O’Meara’s other main area of practice is education law. “We do any number of things with respect to school law, from board policy issues to construction projects to representing schools on complex liability matters, school shooting cases and various other things,” he says. “Schools are a reflection of our communities. Any issue you can think of that takes place in a community also takes place in a school.”
That, tragically, can include murder. One of O’Meara’s most harrowing cases came after the school shootings in Red Lake, where 16-year-old Jeffrey Weise killed himself and nine others in March 2005.
“It was a horrific event,” says O’Meara, who, along with colleague Mark Azman, represented the school district in the aftermath. “We spent months and months up in Red Lake handling the investigation, interviewing people who were involved inside the school. It was a tremendous amount of work and very emotional and draining.” O’Meara is proud of the solution that was reached. “The lawyers for the families, our office and others were able to really reach out, engage in an informal dialogue, and, with great assistance from federal Judge Donovan Frank, resolve that incident without a lawsuit [from the families].”
Tom Heffelfinger of Best & Flanagan was the U.S. attorney for the state of Minnesota at the time, and, in conducting the criminal investigation, found himself initially at odds with O’Meara. “We were both focused on the recovery of the school and the community,” he says, “but I was running an investigation on what had happened and he wanted information from me that I didn’t want to give him.”
O’Meara says that he and Heffelfinger were able to develop a collaborative process. “Tom and I, working two different sides of this horrific event, decided early on that it made sense for us to work together. We developed a close working relationship during the investigation and we’ve become very good friends.” he says. “There’s an example that stands out to me about how lawyers ought to be approaching a case. It’s easy to drop a lawsuit. It’s difficult to have a cup of coffee with the other side and try to bring about a resolution that’s satisfactory to everyone.”
According to the Star Tribune, $2.5 million was eventually paid out to the families of the victims over two settlements.
Since the Red Lake litigation, O’Meara and Heffelfinger have teamed up to speak about school safety nationwide. “We’ve talked about integrating dialogue with law enforcement,” he says. “It’s been a significant development in this state and nationally to have someone that handled the school investigation and the sitting U.S. attorney, who handled the criminal side of it, come together as we did and work with various national groups”—such as the Secret Service and the state and national departments of education—“to engage this issue.”
When he’s not in the office, O’Meara can be found volunteer coaching for his three sons’ sports teams. “It’s not always easy to balance work and family,” he says, “but it’s important to be involved in your kids’ lives.”

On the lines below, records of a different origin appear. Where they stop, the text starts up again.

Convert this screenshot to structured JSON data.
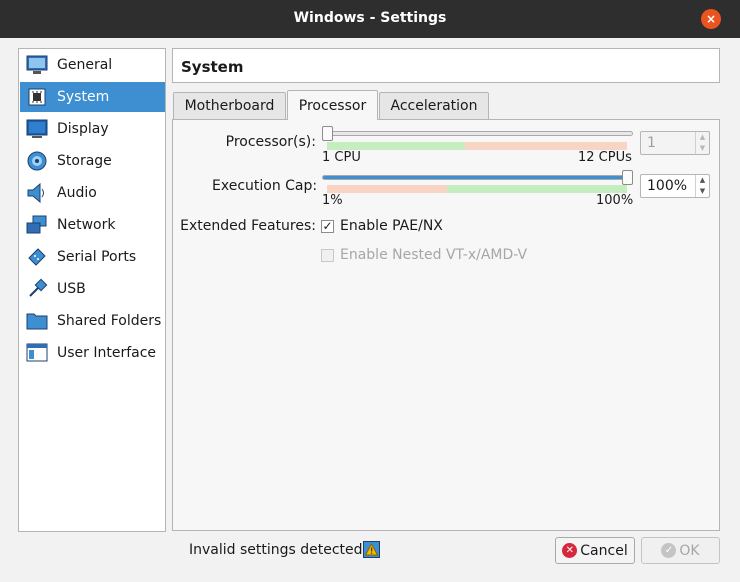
{
  "window": {
    "title": "Windows - Settings",
    "close_glyph": "×"
  },
  "sidebar": {
    "items": [
      {
        "label": "General",
        "icon": "monitor-icon"
      },
      {
        "label": "System",
        "icon": "chip-icon",
        "selected": true
      },
      {
        "label": "Display",
        "icon": "display-icon"
      },
      {
        "label": "Storage",
        "icon": "disk-icon"
      },
      {
        "label": "Audio",
        "icon": "speaker-icon"
      },
      {
        "label": "Network",
        "icon": "network-icon"
      },
      {
        "label": "Serial Ports",
        "icon": "serial-port-icon"
      },
      {
        "label": "USB",
        "icon": "usb-icon"
      },
      {
        "label": "Shared Folders",
        "icon": "folder-icon"
      },
      {
        "label": "User Interface",
        "icon": "user-interface-icon"
      }
    ]
  },
  "header": {
    "title": "System"
  },
  "tabs": [
    {
      "label": "Motherboard",
      "active": false
    },
    {
      "label": "Processor",
      "active": true
    },
    {
      "label": "Acceleration",
      "active": false
    }
  ],
  "processor": {
    "processors_label": "Processor(s):",
    "processors_min": "1 CPU",
    "processors_max": "12 CPUs",
    "processors_value": "1",
    "processors_slider_fraction": 0.0,
    "exec_cap_label": "Execution Cap:",
    "exec_cap_min": "1%",
    "exec_cap_max": "100%",
    "exec_cap_value": "100%",
    "exec_cap_slider_fraction": 1.0,
    "extended_features_label": "Extended Features:",
    "pae_label": "Enable PAE/NX",
    "pae_checked": true,
    "nested_label": "Enable Nested VT-x/AMD-V",
    "nested_checked": false
  },
  "footer": {
    "status": "Invalid settings detected",
    "cancel_label": "Cancel",
    "ok_label": "OK"
  },
  "colors": {
    "accent": "#3d8fd1",
    "titlebar": "#2e2e2e",
    "close": "#e95420",
    "cancel_icon": "#d6273b",
    "warning": "#f5b700"
  }
}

O’Meara has set an example not just for his children, but also for his colleagues, including Heffelfinger. “I’m currently representing a young man who has Asperger’s syndrome who is under criminal charges in federal court. In large part, I agreed to take that case on because Shamus convinced me it was the right thing to do,” Heffelfinger says. “He’s very passionate about [working on behalf of those with developmental disabilities], and in my experience, it’s an issue that’s worthy of his passion.”

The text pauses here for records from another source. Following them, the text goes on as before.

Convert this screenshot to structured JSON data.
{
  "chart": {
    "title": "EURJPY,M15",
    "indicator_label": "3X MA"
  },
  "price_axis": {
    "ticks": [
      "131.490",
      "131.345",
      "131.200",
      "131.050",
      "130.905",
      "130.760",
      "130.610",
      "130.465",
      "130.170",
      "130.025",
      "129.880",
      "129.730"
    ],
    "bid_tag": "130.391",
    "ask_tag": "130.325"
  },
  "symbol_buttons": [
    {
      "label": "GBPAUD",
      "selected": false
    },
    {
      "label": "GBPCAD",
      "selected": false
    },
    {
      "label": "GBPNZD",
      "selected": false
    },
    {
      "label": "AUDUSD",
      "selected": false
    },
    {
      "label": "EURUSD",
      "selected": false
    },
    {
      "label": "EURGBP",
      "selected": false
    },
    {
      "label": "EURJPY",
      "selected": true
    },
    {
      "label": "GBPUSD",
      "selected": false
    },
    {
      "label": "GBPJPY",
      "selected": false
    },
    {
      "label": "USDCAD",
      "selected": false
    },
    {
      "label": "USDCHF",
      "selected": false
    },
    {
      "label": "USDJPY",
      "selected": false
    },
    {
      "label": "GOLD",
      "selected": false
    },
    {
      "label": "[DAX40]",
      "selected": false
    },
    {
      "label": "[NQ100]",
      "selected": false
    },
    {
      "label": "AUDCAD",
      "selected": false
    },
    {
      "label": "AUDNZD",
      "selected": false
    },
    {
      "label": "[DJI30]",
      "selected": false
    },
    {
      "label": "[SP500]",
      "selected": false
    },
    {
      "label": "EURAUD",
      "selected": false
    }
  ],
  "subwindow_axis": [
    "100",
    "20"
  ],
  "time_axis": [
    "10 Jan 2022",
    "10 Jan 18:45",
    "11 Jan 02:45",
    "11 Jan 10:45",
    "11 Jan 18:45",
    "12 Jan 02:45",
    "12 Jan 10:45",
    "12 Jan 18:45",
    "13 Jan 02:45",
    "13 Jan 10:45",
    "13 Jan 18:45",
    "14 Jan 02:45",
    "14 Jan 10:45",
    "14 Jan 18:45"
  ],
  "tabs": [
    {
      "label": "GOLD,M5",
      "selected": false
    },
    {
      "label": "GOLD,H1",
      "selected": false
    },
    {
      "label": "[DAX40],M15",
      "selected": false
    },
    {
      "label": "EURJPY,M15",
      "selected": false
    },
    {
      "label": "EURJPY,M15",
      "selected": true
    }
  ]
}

“Lawyers, more than any other professional group, are in a great position to affect change,” O’Meara says. “You know the old adage that you need to be dispassionate as a lawyer? That’s absolutely wrong. You need to have passion. You just need to use it in the right way.”
Photo by: Larry Marcus